§ The problem
Your answer should be every line of the entries that has the string "التسجيل" in it.

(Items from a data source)
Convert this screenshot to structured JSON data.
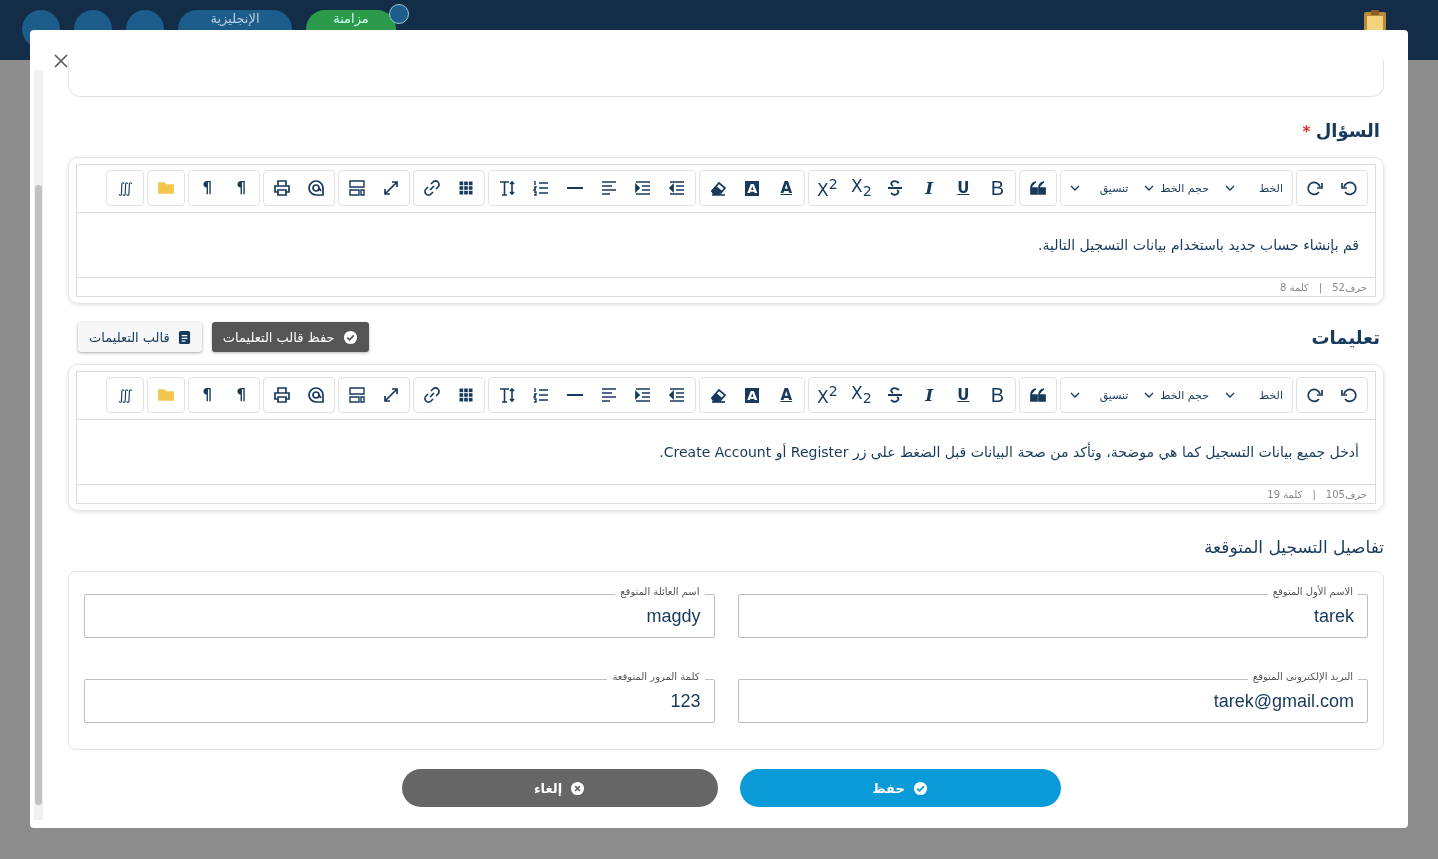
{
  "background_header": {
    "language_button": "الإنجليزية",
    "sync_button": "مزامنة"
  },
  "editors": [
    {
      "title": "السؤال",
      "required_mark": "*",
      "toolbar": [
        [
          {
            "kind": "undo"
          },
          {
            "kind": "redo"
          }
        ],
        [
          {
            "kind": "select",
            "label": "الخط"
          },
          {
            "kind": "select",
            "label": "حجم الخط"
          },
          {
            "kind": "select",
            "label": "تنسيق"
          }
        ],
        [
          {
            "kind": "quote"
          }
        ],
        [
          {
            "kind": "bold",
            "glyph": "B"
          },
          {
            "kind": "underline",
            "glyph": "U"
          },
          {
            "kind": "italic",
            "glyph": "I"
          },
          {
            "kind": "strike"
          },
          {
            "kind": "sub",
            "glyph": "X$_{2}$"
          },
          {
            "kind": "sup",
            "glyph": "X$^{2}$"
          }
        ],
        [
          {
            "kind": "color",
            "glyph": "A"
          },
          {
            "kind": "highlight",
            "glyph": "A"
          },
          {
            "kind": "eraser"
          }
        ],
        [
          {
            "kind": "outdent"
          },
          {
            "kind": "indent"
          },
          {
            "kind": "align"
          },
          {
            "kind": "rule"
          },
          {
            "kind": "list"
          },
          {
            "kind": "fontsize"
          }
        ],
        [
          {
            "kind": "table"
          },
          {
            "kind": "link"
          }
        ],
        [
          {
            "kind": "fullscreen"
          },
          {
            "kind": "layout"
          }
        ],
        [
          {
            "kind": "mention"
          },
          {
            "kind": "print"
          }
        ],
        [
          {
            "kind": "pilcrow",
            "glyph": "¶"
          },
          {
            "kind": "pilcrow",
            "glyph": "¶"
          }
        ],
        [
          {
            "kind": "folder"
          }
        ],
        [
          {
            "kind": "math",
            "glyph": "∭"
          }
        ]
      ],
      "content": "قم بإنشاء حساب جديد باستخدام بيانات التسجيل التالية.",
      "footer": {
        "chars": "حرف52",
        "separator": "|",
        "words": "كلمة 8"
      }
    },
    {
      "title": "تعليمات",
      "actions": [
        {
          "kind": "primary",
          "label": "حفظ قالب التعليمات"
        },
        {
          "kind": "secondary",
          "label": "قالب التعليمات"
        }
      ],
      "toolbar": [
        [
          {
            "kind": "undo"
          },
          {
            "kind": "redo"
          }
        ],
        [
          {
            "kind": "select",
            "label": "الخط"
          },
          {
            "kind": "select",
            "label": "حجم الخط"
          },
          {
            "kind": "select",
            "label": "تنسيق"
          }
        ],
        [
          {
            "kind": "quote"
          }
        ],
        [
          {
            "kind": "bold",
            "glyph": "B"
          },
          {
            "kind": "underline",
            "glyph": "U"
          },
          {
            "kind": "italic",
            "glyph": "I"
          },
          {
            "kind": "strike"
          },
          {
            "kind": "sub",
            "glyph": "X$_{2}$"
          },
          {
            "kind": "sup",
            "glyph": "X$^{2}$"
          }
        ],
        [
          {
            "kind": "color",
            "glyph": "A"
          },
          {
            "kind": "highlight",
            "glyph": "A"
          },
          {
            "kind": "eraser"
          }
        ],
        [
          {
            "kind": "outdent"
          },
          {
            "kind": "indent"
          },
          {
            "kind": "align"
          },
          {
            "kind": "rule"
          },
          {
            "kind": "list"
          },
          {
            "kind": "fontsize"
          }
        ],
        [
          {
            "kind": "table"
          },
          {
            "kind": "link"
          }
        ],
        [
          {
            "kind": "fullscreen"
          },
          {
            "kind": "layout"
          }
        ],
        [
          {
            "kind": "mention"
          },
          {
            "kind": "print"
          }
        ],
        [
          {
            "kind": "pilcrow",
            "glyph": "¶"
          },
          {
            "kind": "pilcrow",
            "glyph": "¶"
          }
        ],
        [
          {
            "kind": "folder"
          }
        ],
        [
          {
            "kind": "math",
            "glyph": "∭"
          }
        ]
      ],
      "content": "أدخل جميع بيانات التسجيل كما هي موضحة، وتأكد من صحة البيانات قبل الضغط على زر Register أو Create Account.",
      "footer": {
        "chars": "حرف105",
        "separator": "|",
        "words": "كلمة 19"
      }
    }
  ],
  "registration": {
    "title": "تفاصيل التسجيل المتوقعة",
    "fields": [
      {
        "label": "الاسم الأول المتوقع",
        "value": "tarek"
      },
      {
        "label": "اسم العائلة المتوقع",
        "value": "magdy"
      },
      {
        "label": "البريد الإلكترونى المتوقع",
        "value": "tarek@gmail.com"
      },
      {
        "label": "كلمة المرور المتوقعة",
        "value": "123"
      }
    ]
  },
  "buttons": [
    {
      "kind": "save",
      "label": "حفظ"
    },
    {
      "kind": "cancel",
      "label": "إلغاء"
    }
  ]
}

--

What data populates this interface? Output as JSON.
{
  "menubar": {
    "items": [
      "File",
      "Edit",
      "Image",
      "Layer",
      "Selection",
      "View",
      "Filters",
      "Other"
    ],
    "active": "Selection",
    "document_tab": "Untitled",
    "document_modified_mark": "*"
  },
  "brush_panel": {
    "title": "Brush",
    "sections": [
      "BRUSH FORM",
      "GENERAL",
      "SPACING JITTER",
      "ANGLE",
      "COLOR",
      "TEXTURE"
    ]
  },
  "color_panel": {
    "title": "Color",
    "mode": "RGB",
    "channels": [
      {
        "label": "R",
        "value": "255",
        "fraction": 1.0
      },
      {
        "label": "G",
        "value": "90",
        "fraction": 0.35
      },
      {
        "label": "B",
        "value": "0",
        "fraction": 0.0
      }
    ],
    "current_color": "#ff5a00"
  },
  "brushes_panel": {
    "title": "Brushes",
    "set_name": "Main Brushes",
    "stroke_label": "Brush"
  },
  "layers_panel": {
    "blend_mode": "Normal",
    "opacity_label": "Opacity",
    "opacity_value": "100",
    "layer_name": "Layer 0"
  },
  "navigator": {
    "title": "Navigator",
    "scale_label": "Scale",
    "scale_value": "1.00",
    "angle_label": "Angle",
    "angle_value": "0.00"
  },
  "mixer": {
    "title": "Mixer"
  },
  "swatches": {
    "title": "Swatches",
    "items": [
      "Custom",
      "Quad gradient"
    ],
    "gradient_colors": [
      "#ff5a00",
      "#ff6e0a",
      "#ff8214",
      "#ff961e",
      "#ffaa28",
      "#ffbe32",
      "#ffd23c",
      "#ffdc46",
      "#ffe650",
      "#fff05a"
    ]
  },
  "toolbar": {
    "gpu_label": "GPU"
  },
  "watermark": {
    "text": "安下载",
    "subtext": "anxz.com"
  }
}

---

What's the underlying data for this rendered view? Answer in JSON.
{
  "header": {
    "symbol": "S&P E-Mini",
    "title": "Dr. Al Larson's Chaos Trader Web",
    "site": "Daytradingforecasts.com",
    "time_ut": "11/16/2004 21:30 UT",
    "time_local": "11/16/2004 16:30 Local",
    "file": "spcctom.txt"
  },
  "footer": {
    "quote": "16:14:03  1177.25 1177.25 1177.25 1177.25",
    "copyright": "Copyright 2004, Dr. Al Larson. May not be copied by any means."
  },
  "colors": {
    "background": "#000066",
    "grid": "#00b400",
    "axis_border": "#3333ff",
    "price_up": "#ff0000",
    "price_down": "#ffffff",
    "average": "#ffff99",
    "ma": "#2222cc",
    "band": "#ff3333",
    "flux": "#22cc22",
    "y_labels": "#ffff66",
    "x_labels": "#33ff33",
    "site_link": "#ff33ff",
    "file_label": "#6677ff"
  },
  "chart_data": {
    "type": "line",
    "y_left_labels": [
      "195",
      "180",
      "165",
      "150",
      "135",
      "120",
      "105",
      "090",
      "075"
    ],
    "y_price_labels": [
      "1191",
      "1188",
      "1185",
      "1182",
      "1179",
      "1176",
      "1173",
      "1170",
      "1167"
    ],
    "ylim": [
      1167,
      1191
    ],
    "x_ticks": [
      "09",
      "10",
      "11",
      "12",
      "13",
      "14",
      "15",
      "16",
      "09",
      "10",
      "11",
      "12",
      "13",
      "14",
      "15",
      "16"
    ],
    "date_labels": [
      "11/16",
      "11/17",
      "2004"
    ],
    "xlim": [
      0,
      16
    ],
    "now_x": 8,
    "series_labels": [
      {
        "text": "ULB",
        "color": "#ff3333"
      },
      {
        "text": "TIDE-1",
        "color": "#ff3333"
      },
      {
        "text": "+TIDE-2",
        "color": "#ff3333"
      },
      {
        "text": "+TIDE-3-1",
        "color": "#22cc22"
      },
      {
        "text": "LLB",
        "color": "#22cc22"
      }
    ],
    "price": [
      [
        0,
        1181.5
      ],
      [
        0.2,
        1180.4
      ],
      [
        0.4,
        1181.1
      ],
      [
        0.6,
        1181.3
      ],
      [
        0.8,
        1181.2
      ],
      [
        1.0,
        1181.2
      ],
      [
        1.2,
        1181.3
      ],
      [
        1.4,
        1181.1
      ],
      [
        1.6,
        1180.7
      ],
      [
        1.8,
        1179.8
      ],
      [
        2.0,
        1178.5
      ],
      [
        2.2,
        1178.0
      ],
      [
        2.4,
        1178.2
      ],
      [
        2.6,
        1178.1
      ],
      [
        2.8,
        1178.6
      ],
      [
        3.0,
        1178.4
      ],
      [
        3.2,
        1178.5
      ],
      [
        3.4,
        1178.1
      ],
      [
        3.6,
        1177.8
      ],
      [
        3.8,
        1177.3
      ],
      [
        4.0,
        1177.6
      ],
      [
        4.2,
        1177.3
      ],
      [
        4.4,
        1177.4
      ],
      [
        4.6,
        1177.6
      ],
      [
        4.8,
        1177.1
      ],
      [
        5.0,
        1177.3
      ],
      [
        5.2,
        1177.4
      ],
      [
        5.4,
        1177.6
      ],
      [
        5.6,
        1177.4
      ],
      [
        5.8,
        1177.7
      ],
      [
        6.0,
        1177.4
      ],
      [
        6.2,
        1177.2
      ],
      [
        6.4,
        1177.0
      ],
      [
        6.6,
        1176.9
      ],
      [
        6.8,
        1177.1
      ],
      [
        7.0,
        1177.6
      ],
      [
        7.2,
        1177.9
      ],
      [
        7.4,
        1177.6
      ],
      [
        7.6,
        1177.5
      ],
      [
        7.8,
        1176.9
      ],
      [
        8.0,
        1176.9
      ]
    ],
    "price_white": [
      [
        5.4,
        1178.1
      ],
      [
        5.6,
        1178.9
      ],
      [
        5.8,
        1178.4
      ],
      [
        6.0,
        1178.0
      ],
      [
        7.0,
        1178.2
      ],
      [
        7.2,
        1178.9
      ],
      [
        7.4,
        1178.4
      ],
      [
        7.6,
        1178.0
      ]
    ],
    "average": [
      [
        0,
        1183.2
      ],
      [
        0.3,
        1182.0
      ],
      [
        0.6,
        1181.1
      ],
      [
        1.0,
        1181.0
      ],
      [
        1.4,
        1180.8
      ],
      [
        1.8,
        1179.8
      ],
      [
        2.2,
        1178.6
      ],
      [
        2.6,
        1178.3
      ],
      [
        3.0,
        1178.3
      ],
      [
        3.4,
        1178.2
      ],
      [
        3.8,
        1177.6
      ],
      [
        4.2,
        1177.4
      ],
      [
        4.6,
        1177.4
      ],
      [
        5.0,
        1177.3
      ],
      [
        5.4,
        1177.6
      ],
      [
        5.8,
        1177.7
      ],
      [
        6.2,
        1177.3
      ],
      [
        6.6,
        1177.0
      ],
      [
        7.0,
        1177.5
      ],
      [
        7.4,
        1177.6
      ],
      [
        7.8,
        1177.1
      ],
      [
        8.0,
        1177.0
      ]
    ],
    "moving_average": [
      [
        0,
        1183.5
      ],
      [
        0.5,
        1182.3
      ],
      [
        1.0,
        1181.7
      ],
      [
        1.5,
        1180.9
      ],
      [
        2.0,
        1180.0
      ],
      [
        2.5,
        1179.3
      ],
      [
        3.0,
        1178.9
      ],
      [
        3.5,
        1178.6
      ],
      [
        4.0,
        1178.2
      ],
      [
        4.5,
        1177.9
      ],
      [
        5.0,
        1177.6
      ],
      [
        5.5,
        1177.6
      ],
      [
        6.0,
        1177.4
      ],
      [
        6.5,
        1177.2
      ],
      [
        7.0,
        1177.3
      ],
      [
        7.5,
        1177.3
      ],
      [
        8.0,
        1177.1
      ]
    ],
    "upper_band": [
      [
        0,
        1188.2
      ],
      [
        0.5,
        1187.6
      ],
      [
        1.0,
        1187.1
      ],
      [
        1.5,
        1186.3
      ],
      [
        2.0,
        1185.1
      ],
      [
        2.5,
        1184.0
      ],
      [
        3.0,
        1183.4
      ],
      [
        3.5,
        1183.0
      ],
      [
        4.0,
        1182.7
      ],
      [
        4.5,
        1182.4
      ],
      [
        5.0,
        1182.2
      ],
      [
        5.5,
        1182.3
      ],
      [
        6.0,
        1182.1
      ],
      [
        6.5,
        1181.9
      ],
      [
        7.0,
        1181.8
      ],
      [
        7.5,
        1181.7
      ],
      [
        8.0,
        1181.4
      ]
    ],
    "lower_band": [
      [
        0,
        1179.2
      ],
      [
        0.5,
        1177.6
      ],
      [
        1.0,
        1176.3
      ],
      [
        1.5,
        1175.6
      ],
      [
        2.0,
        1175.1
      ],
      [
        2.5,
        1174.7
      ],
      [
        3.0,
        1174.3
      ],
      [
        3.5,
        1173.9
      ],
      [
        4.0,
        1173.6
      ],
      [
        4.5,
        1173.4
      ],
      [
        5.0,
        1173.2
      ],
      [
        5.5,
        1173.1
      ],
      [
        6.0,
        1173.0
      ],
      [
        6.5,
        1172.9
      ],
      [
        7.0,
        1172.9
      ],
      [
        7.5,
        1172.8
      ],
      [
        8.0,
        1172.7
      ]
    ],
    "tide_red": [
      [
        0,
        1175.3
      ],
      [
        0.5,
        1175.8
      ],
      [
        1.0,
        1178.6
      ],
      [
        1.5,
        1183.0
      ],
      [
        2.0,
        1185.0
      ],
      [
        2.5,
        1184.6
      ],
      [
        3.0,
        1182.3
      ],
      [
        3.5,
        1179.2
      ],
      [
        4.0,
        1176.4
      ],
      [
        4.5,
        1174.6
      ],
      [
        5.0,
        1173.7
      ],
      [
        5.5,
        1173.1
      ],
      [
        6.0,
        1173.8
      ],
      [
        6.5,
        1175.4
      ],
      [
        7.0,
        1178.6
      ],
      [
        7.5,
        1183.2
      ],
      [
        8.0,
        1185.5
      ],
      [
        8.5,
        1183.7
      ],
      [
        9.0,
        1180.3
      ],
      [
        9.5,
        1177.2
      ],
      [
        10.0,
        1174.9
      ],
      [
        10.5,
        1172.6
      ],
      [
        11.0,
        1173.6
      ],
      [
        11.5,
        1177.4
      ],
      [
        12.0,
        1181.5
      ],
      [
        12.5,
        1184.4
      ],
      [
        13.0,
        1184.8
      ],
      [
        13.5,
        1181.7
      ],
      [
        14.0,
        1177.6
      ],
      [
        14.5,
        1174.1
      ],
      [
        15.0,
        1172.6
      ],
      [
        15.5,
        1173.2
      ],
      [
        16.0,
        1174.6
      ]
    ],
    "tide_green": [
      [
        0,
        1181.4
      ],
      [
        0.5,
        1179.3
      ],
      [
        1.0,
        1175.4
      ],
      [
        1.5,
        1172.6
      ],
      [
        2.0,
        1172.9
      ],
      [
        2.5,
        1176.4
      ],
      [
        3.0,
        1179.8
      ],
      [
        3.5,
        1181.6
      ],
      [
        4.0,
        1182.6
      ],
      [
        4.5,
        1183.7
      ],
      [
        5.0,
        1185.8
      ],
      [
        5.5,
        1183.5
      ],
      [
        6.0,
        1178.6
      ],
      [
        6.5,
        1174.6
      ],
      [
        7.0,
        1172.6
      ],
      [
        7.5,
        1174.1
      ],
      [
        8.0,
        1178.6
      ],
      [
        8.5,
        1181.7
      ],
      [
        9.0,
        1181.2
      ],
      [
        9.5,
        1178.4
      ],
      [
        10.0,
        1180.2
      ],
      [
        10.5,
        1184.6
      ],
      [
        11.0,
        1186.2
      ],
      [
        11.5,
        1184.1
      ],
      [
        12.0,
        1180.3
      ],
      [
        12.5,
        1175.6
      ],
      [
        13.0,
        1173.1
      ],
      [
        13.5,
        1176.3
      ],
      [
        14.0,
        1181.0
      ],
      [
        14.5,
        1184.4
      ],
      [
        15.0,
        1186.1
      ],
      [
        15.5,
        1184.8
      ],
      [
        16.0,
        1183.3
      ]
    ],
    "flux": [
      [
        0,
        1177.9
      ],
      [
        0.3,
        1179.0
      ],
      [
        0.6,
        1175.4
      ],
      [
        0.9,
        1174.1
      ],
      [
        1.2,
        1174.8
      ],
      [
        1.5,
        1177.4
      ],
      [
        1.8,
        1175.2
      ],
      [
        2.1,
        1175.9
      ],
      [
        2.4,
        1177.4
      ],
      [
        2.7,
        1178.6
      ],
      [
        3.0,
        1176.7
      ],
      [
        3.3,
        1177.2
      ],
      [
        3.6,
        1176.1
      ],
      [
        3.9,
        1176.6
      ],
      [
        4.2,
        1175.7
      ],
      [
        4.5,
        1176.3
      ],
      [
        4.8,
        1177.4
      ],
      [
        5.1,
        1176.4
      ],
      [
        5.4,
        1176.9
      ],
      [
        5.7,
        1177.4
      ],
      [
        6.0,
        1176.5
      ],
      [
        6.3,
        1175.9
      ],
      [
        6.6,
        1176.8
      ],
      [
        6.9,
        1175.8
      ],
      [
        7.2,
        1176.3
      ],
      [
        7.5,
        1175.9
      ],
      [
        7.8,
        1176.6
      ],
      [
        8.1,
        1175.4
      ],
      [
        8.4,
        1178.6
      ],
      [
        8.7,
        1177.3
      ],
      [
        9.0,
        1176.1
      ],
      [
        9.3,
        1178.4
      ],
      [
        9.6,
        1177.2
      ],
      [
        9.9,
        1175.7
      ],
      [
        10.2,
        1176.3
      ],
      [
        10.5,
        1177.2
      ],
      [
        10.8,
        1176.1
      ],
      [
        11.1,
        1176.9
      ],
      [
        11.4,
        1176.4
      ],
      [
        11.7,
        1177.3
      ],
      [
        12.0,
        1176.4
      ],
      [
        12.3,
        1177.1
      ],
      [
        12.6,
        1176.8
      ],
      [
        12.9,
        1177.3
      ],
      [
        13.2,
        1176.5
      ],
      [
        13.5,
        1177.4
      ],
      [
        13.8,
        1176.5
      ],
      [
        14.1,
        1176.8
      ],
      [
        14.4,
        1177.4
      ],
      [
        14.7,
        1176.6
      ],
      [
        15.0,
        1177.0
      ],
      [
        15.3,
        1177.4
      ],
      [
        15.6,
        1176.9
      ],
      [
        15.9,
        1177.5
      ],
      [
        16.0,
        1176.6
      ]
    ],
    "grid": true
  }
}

§ Expected answer
      "content": "قم بإنشاء حساب جديد باستخدام بيانات التسجيل التالية.",
      "content": "أدخل جميع بيانات التسجيل كما هي موضحة، وتأكد من صحة البيانات قبل الضغط على زر Register أو Create Account.",
    "title": "تفاصيل التسجيل المتوقعة",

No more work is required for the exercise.